Members of Australian chart-topping boy band 5 Seconds of Summer have come a long way since entertaining a few hundred students and their families at their school's Senior Soiree.
Their single She Looks So Perfect debuted at No.1 in Britain last week, and reached top spot in Australia and New Zealand. Billboard has tipped the song to go straight to No.1 in the US this week, and their concert tour of Australia next month sold out in minutes.
Music teacher Adam Day, who taught Calum Hood, Luke Hemmings and Michael Clifford at Sydney's Riverstone's Norwest Christian College, says the difference between their last school performance and what he saw on stage just a few months later was astonishing.
''The last time I saw them perform live for the school was for the Senior Soiree in 2012,'' said Day, who took a big hand in encouraging and mentoring the young musicians.
''They were confident and well-performed, but nothing as out there as what they are doing now.
''I was stunned when they came on stage in Sydney. They were just different boys with thousands of screaming girls in front of them.''
Day recalls three talented but painfully shy youngsters who had to be pushed to perform. ''I started teaching them music in year 7, and they excelled in all the practical activities of music but were very quiet and shy and reserved - they were very much closet musos,'' he said.
''I wrote on their reports back then that it would be good to seek performance opportunities to develop their confidence. They've certainly done that - more than any other student I've ever said that to!''
Fame came knocking for the trio when they were joined by drummer Ashton Irwin and began posting covers of Blink 182 and Justin Bieber songs on YouTube.
Their big break came last year when they toured with megastar boy band One Direction, playing stadiums around Britain, North America and Australia in front of hundreds of thousands of fans.
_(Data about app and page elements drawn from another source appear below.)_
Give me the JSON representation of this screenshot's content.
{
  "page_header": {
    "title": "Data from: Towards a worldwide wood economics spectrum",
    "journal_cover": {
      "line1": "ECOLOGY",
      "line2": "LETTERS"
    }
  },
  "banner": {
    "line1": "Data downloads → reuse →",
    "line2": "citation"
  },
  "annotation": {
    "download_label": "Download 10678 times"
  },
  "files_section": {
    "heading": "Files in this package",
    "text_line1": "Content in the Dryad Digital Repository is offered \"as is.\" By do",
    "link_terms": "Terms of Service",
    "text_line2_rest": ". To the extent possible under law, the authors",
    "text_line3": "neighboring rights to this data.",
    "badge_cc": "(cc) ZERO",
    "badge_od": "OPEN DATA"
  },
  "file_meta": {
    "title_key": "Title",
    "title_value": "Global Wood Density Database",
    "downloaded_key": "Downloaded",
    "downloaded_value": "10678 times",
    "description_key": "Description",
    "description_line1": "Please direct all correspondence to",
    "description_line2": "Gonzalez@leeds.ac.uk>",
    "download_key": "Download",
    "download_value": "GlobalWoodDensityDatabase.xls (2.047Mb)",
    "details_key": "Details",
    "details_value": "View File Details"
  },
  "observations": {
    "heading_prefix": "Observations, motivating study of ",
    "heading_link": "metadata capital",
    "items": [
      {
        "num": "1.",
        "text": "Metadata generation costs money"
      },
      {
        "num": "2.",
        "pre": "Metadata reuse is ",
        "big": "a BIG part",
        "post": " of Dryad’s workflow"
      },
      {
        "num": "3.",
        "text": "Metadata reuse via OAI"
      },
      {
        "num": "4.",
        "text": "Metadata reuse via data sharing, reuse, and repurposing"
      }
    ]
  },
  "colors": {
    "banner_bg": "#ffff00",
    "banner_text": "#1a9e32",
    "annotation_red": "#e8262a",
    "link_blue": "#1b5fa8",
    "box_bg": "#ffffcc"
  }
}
Despite their reticence about performing, Michael Clifford in particular made no secret of his ambition. ''Michael always said to me, 'I'm going to be a superstar one day','' Day said. ''That was his dream from year 9 on. I remember him coming off-stage from a performance night one evening and he said, 'Yeah, that's what I'm going to do. I'm going to be famous one day. Watch out.'''
Day said 5 Seconds of Summer stood out from many of the other boy bands because they were competent musicians in their own right.
''They're highly accomplished in what they're doing, mostly in guitar,'' he said. ''They don't just dance in front of a backing track. They're really skilled on their instruments.''
It's all still a little hard to take in for Day, who now teaches at a Christian college in Taree.
''I can't drive to school without hearing them on the radio now,'' he said.
''It's quite bizarre to hear your students on the radio. I can see the road they're on, and I think they'll go right to the top. I wouldn't be surprised if they're able to make it in America as well.''
With worldwide fame comes plenty of pressure but Day is confident the boys will not let it go to their heads.
''At school we tried to teach them a lot of values, and I really hope they can remember them and are able to keep a good life balance.''